Her childhood education, because of illness, consisted of her father's library - where she had free range to read from the greatest minds. Her father had quite the literary mind and Virgina was well acquainted with many of his peers (all literary minds too). Wow! I envy her schooling and dream about my children spending hours amoung stacks of poetry and prose. I dream of saying, "Go dress for tea child, Mrs. Woolf is coming for a visit." (On second thought, that would be rather creepy as Mrs. Woolf has been dead for 7 decades - but you get my point, don't you?)
As I was reading about Mrs. Woolf I couldn't help but feel a small pang of sadness for my own daughter who is busting her butt to maintain a 94% average at school. As I sat in my own library, which has been carefully and thoughtfully gathered, I looked at all the classics sitting in the dust on my shelves. Tansy, who has a taste for good literature, has no time to read these lonely gems. She is too busy doing homework and for what? A 94% average? What is that, really?
It is a marvelous accomplishment and I am very proud of her dedication to her studies but why eat crumbs when the buffet is at your feet?
She said to me just the other day, "Mom, my friends were talking about how smart I am because I have the second highest average in grade 8. I don't want to be smart. I want to be wise."
I could have lost my eyeballs had they not been attached to my head - all I could reply, "If you read great books I'm sure you could learn some deep stuff..."
"I don't have the time, mom."
I know, sweet girl, I know.
I've pulled out some books and displayed them on the shelves - a subtle attempt to lour her to their pages and away from the drudgery of homework.

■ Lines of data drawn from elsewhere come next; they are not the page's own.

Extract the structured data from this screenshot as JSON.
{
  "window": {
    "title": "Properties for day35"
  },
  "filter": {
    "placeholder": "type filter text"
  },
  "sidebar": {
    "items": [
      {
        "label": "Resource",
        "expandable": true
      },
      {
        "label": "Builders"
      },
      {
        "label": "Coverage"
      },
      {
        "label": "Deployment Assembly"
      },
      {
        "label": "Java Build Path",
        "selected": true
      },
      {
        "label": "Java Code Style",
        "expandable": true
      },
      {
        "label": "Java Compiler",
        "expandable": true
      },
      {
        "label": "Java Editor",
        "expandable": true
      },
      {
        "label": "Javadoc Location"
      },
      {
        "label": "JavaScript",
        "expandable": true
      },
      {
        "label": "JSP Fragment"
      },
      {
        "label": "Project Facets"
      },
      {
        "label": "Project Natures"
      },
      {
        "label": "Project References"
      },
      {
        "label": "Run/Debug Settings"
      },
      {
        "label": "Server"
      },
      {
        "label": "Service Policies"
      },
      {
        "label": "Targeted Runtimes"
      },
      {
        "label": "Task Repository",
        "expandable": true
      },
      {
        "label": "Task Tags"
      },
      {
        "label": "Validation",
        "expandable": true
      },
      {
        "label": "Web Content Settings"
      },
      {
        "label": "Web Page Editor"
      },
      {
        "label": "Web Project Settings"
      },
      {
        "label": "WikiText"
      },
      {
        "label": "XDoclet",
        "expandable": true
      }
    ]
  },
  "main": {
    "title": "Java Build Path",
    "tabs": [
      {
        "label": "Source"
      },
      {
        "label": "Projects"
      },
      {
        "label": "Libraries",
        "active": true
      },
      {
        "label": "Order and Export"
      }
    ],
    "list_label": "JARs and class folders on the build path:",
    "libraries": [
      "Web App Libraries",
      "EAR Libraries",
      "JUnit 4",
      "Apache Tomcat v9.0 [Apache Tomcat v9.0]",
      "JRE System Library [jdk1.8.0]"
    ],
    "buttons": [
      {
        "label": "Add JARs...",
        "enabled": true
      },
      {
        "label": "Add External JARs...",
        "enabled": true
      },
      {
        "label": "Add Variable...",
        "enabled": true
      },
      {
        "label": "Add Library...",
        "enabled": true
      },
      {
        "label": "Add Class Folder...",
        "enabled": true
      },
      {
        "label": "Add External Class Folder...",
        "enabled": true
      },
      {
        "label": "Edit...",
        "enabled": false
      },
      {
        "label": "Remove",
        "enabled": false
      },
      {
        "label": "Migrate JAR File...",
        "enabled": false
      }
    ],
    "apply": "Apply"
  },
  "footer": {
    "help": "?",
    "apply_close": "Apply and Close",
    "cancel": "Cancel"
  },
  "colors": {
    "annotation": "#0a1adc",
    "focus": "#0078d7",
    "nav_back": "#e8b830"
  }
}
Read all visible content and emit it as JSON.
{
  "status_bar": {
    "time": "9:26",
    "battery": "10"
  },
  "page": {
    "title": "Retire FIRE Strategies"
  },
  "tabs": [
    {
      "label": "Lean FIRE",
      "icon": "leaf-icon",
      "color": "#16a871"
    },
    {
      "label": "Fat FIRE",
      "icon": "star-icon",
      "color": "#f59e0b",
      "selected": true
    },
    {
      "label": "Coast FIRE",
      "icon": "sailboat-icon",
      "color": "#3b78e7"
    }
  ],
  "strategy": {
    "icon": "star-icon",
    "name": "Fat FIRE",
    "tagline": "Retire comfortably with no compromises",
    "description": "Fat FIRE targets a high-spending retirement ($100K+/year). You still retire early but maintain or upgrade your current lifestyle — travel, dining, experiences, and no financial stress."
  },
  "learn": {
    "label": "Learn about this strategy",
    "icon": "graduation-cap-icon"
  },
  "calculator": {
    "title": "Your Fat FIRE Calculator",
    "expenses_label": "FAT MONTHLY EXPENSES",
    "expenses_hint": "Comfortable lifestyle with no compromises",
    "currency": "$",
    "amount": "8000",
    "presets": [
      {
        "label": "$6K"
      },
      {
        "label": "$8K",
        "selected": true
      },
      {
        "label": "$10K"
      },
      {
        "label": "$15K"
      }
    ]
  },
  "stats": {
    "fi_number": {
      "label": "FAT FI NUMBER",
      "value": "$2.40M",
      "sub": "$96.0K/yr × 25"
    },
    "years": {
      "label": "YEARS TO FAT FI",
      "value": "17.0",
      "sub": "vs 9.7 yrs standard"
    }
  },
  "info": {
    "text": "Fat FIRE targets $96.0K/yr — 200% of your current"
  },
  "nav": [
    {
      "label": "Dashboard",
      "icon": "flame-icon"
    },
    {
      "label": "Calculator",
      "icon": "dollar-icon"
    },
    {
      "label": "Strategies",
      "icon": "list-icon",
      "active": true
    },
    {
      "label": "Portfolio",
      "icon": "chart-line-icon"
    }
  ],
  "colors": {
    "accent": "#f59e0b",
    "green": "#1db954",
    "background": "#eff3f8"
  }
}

Books like
What would you hope your children would read? I'm always looking to add to my list...
Describe the bedroom you had as a teenager. What was the view from your bedroom window?
My bedroom was painted pink save one wall which was papered in pastel rainbows. I loved to put up pictures, they affectionately cluttered my walls. I recall fondly three posters in particular - one of Mikhal Baryshnikov (who I was in love with), a poster of Disney's Beauty & the Beast and my most treasured poster of Vincent from the CBS television series (who I was also in love with - I was in love with someone every week - I haven't really changed have I?).
My window looked out onto the front lawn - not much of a view unless you like fields of alfalfa and back country roads (which I did). However, I do recall sitting in front of my window basking in the light of the full moon. As the moon moved in the night's sky I'd shift my position staying with her shine until she no longer streamed in. Sometimes I'd have to crouch uncomfortably in the corners of my room just to be her soft glow. I was a silly sappy romantic writing very truly horendously bad poetry by moonlight and dreaming of a lion-man knocking at my windowpane to "dance me to the end of love" (and yes, I was a Leonard Cohen fan too - only I didn't have his poster).
She came in the mail with all her butterflies. She has a curious edge to her, doesn't she? Kind of reminds me of the old fashioned photographs before people thought to "say cheese" and smile -those stoic figures who probably played a mean fiddle and threw their heads back and laughed merrily.
I like very much the raspy art of Julianna Swaney. Her delicate pen and watercolor makes me want to take a class at the local art store (I'm on the waiting list!). So I spoiled myself and got a print (before my birthday) and look what she sent in addition!
Months ago my sister and I got together to craft these adorable little sail boats. They are so simple to make and so rewarding I just had to share. You can get the template from Ann Wood - she has another charming paper mache pattern (check the rabbit hole to your right). I would love to make many more to happily hang in my girls room. I think it's time I formally invite you over to give it a try. Just leave a comment if next Thursday at 2:00 works for you.